MQL Guide

General

Cayley’s MQL implementation is a work-in-progress clone of Freebase’s MQL API. At the moment, it supports very basic queries without some of the extended features. It also aims to be database-agnostic, meaning that the schema inference from Freebase does not (yet) apply.

Every JSON Object can be thought of as a node in the graph, and wrapping an object in a list means there may be several of these, or it may be repeated. A simple query like:

[{
  "id": null
}]

Is equivalent to all nodes in the graph, where “id” is the special keyword for the value of the node.

Predicates are added to the object to specify constraints.

[{
  "id": null,
  "some_predicate": "some value"
}]
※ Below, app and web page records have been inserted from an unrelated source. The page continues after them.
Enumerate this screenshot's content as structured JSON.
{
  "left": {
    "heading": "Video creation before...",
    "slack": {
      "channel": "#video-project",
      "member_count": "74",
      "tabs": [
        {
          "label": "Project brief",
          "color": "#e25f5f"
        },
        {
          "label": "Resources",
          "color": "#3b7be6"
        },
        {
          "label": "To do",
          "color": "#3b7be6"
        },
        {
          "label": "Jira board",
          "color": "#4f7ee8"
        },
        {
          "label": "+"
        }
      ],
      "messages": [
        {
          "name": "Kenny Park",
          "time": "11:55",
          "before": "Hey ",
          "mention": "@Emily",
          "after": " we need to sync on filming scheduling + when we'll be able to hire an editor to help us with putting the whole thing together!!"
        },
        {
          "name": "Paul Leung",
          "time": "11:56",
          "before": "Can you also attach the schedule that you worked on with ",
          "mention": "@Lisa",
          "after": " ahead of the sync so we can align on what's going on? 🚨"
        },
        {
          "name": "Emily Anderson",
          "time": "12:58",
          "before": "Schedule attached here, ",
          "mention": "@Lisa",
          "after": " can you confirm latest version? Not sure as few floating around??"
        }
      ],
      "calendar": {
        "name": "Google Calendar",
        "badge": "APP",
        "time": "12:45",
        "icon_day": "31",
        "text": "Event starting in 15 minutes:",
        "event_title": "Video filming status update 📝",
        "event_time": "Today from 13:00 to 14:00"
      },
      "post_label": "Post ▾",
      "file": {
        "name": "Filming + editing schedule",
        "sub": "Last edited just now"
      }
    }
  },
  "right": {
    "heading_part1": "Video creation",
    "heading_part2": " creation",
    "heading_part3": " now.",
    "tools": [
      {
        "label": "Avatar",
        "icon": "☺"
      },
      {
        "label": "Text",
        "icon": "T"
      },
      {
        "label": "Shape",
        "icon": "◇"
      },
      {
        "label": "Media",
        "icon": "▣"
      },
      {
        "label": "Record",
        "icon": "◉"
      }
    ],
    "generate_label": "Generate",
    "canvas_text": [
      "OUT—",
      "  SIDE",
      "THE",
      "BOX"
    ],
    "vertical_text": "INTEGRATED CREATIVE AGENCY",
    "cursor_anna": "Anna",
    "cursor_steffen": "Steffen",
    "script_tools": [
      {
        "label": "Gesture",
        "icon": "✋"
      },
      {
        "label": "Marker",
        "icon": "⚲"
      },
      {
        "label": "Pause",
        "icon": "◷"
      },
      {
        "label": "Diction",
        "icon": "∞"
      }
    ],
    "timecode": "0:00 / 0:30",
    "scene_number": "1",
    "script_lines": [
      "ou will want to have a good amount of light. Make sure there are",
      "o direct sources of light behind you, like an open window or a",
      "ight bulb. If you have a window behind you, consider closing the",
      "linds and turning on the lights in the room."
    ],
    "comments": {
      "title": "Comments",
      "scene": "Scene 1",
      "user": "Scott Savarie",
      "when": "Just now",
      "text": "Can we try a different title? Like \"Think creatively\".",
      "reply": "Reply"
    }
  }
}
Predicates can take as values objects or lists of objects (subqueries), strings and numbers (literal IDs that must match – equivalent to the object {“id”: “value”}) or null, which indicates that, while the object must have a predicate that matches, the matching values will replace the null. A single null is one such value, an empty list will be filled with all such values, as strings.

Keywords

Reverse Predicates

Predicates always assume a forward direction. That is,

[{
  "id": "A",
  "some_predicate": "B"
}]

will only match if the triple

A some_predicate B .

exists. In order to reverse the directions, “!predicates” are used. So that:

[{
  "id": "A",
  "!some_predicate": "B"
}]

will only match if the triple

B some_predicate A .

exists.

Multiple Predicates

JSON does not specify the behavior of objects with the same key. In order to have separate constraints for the same predicate, the prefix “@name:” can be applied to any predicate. This is slightly different from traditional MQL in that fully-qualified http paths may be common predicates, so we have an “@name:” prefix instead.

[{ 
  "id": "A",
  "@x:some_predicate": "B",
  "@y:some_predicate": "C"

}]

Will only match if both

A some_predicate B .
A some_predicate C .

exist.

This combines with the reversal rule to create paths like "@a:!some_predicate"